Yesterday Kish passed along the New York Times obituary for Dr. T. Berry Brazelton, who died earlier this week at age 99. Dr. Brazelton was a nationally recognized pediatrician, but he had a much more direct connection to our family. He was the “baby doctor” who wrote the books that we read when preparing to become parents. Those were the books that we consulted regularly as brand-new parents who were relentlessly scrutinizing Richard, our first-born, for every potential sign of illness, unhappiness, developmental or behavioral problems, and every other thing nervous first-time parents worry incessantly about as they try to figure out the very basic question that lies at the core of the new parent’s consciousness: is my child normal, and okay?
Perhaps a day after Kish found out she was pregnant, approximately 50 books by Dr. T. Berry Brazelton appeared on the coffee table at our tiny apartment in suburban Alexandria, Virginia. As is her wont, Kish had done her research, consulted her sources, and decided that Dr. T. Berry Brazelton was The Man when it came to providing us with guidance about how to deal with the new member of our family. The physical presence of the books on the coffee table when I got home from work at night helped to drive home the point that, in a few short months, there would be a new member of the family in that little apartment, and we would be responsible for taking care of him or her. Yikes!
Within days, the once-pristine books bore the physical signs of Kish’s careful attention. The pages sprouted highlighting and post-it notes and turned-down corners, and every night Dr. Brazelton’s books would be the subject of further examination and discussion aloud. They were a kind of holy writ for new parents, and were treated accordingly. It was obvious that Kish planned on trying to memorize everything Dr. Brazelton wrote, so that when the new member of the family, whom we had nicknamed “Junie,” emerged into the world, she would know exactly what to do at every instant.
My review of Dr. Brazelton’s books was a little less thorough. I would read a bit and then shiver inwardly and wonder how in the world I was every going to remember every symptom that might indicate whether Junie had some kind of fatal childhood illness. But as the months passed, and new maternity clothes were rolled out, and the Special Day drew nearer, and the books were digested bit by bit, I came to find Dr. Brazelton’s voice reassuring. The underlying message seemed to be that new parents could do this, and that the infant that was going to appear in your midst was in fact a pretty tough cookie who wasn’t going to be irretrievably damaged by the first inept effort to pick him up or change his diaper or feed him solid food. I remember going home the night Richard was born, while Kish was still in the hospital, and diving once more into the world of Dr. Brazelton for a final dose of common sense and encouragement before we finally brought our tiny baby home.

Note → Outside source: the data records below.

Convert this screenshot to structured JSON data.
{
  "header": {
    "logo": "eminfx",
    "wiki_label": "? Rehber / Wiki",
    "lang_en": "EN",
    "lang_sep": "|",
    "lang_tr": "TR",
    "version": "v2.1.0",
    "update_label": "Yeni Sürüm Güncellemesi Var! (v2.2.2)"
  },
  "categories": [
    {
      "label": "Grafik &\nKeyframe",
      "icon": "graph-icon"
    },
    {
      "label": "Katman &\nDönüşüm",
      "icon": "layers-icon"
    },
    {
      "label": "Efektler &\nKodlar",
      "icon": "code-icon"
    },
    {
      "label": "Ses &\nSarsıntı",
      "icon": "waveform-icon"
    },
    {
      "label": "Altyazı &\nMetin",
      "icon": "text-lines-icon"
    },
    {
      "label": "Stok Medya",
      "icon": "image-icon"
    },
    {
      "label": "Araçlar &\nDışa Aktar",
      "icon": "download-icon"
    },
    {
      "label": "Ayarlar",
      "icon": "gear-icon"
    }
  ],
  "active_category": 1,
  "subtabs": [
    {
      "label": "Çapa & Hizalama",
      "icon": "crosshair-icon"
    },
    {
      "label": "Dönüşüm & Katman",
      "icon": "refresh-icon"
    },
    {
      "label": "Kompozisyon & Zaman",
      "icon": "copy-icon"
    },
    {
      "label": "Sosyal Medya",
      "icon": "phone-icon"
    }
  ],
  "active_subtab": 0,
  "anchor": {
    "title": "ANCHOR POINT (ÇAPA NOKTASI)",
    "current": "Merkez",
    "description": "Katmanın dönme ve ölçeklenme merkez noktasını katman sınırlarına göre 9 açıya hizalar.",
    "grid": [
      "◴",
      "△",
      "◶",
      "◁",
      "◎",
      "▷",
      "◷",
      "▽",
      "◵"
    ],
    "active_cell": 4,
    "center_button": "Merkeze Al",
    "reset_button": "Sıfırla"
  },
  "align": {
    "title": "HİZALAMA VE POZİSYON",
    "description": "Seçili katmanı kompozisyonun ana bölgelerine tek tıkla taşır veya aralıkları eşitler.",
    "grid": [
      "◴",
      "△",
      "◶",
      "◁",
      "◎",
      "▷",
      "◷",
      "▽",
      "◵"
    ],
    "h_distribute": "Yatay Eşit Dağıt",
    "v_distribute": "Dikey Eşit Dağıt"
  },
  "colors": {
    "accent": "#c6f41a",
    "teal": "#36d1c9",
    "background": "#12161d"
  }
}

Once Richard arrived in our household, and was put under the new parent microscope, Dr. Brazelton’s books remained on the coffee table and were consulted anew, and repeatedly, as Richard’s every mannerism and cry and facial expression and rash was compared to the descriptions in the books. And somehow the three of us made it through. When we learned that Kish was pregnant with child number two, we’d come to realize that Dr. Brazelton had been right all along — we could muddle through, somehow, and our baby turned toddler was a pretty hardy survivor after all. By the time Russell joined the Webner family, the Dr. Brazelton books had been moved from the coffee table to the bookshelves, to be consulted in the event of something we hadn’t seen before, but for the most part we were ready to fly solo, and were a lot more relaxed about it.
We spent about two years with Dr. Brazelton and his books as a constant companion. He provided the encouragement and support we needed, at a time of tremendous vulnerability. I’m guessing that we weren’t alone in that regard. Thank you, Dr. Brazelton!